━━━ Data for analysis ━━━

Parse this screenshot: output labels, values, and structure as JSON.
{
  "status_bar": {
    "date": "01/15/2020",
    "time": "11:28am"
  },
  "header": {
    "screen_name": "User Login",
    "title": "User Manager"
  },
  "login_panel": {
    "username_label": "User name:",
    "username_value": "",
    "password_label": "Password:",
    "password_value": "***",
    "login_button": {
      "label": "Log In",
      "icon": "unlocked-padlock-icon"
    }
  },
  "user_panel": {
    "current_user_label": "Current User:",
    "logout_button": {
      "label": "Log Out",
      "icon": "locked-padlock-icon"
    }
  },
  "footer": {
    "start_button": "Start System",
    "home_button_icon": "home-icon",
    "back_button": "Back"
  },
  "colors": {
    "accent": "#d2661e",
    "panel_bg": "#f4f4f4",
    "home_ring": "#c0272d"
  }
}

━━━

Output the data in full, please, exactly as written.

Parse this screenshot: output labels, values, and structure as JSON.
{
  "status_bar": {
    "date": "01/15/2020",
    "time": "11:28am"
  },
  "header": {
    "screen_name": "User Login",
    "title": "User Manager"
  },
  "login_panel": {
    "username_label": "User name:",
    "username_value": "",
    "password_label": "Password:",
    "password_value": "***",
    "login_button": {
      "label": "Log In",
      "icon": "unlocked-padlock-icon"
    }
  },
  "user_panel": {
    "current_user_label": "Current User:",
    "logout_button": {
      "label": "Log Out",
      "icon": "locked-padlock-icon"
    }
  },
  "footer": {
    "start_button": "Start System",
    "home_button_icon": "home-icon",
    "back_button": "Back"
  },
  "colors": {
    "accent": "#d2661e",
    "panel_bg": "#f4f4f4",
    "home_ring": "#c0272d"
  }
}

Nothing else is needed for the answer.